About Marco Polo Museum

Marco Polo Museum offers a curated selection of original stories and ideas from China and Japan, formatted for Western Readers. Lose yourself in our bilingual collections for an intimate encounter with the inner world of Chinese and Japanese writers – or take one of our guided tours for a unique journey through fascinating aspects of contemporary East Asia.

The Marco Polo Museum is the new incarnation of the original Marco Polo website – a digital platform bringing together a bilingual community reading and translating new writing from China. From 2011 to 2016, we gathered and translated over 350 original stories and essays from the Chinese Internet, reflecting the depth and diversity of contemporary Chinese experience. Those texts form the core of our collection, and are slowly complemented by new publications and translations emerging from Chinese and Japanese language Translation Clubs.

About Marco Polo Project

The Marco Polo Museum is an initiative of Marco Polo Project. Inspired by the multicultural fabric of Melbourne, Marco Polo Project exists in order to inspire and create new ways to bring cultures together. Founded in 2011, we are a registered charity headquartered in Australia, operating across the globe, and committed to the development of global public goods.

Marco Polo Project pilots and scales targeted education projects for people operating across cultures and languages. Our education projects focus on experiential learning models designed for international students, migrants and culturally diverse work teams. Marco Polo Project also runs Translation Club: a collaborative translation events that offers a transformative experience of deep cross-cultural immersion. We run a weekly MeetUp in Melbourne and Tokyo, as well as pop up events around the world. If you’re interested to learn more – please contact us at info@marcopoloproject.org.

Our team and translators

The Marco Polo Museum was designed by Julien Leyre and Patrick Laudon. Web development was conducted by Markus Amalthea Magnuson.

To learn more about the broader Marco Polo Project team, please visit this link.

There is no end of thanks we must give for the existence of this website. Five names, however, particularly stand out.

On the tech side, Fau-Zii Chan conducted the development of the first Marco Polo Project platform, where we gathered our first translation. He was succeed by Ross Ensbey, who managed and upgraded out entire web systems from 2012 to 2017.

On the editorial side, Michael Broughton made a considerable contribution by acting as editor-in-chief from in 2016-2017 – the best texts on this site were probably chosen by him. The idea to produce a high-quality publication was first put into practice by Ting Weitai, who, in early 2016, edited the Marco Polo Magazine – senses. Finally, the ‘Guided tours’ on this website were largely inspired by a project originally under the leadership of Francis Beechinor, then at the SOAS graduate school, and published on our blog under the name Reading Thread. Space is missing for more acknowledgements, but you can learn more about the wonderful people who made Marco Polo Project possible on our alumni page.
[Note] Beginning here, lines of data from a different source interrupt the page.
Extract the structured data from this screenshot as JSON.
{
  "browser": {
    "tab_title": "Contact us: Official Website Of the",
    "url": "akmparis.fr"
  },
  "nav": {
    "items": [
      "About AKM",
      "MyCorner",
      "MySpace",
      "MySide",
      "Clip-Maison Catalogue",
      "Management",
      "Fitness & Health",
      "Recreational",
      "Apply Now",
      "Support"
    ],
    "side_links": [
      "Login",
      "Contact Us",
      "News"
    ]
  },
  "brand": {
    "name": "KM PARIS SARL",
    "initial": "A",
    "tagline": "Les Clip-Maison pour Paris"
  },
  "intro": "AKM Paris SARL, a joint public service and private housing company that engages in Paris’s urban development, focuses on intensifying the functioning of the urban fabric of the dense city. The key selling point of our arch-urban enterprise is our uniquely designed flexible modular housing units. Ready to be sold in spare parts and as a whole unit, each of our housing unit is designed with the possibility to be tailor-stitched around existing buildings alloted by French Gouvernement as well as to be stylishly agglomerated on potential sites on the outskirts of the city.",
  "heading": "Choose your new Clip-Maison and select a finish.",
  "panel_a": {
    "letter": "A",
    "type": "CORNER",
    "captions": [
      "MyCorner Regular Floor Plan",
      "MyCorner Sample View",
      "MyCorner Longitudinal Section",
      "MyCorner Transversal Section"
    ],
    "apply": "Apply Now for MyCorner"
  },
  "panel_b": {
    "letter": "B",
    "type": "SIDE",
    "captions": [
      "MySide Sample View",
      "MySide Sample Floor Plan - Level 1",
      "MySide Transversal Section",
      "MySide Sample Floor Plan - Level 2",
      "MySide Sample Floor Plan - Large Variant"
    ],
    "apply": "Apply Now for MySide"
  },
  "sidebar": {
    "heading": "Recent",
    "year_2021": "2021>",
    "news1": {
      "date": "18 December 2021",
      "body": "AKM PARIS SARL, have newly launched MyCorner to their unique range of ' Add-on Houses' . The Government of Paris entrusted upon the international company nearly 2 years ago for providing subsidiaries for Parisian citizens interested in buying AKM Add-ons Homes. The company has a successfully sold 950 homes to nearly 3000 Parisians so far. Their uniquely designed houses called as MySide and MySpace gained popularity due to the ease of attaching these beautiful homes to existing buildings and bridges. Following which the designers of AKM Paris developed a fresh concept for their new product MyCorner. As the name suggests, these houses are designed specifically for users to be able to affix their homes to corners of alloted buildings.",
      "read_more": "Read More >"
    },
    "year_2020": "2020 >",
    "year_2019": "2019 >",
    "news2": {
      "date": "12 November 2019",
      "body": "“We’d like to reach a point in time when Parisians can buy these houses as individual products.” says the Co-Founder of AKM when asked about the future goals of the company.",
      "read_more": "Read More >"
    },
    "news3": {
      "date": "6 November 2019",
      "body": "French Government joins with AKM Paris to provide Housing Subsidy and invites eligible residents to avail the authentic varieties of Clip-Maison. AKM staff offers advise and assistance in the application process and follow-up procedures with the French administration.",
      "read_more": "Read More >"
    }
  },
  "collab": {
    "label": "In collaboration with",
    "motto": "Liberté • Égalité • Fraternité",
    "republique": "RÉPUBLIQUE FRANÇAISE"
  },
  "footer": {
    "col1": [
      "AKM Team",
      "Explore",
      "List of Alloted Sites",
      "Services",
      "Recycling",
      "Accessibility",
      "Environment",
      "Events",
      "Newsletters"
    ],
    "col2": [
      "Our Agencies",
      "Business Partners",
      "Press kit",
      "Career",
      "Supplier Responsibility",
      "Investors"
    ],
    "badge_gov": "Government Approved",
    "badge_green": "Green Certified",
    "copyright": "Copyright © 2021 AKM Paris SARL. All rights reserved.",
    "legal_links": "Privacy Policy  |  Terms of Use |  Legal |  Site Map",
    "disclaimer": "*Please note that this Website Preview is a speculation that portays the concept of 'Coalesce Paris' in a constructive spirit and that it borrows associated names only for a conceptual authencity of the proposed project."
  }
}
Translations currently on the Marco Polo Museum were produced through the original Marco Polo Project digital translation platform. Translation from the open community are all acknowledged in the comment section – when no name is mentioned, the translation was written in-house by the Marco Polo editorial team. We provide a link to the original source of the texts we publish on the website – though sometimes, that source is no longer available – and acknowledge their author. If you believe that we in any way broke copyright that you hold or failed to properly acknowledge you, this is pure unintentional omission on our part – please, do send us an email at info@marcopoloproject.org.

The Marco Polo Project is a charity organisation headquartered in Australia, operating around the world, and committed to the global public good.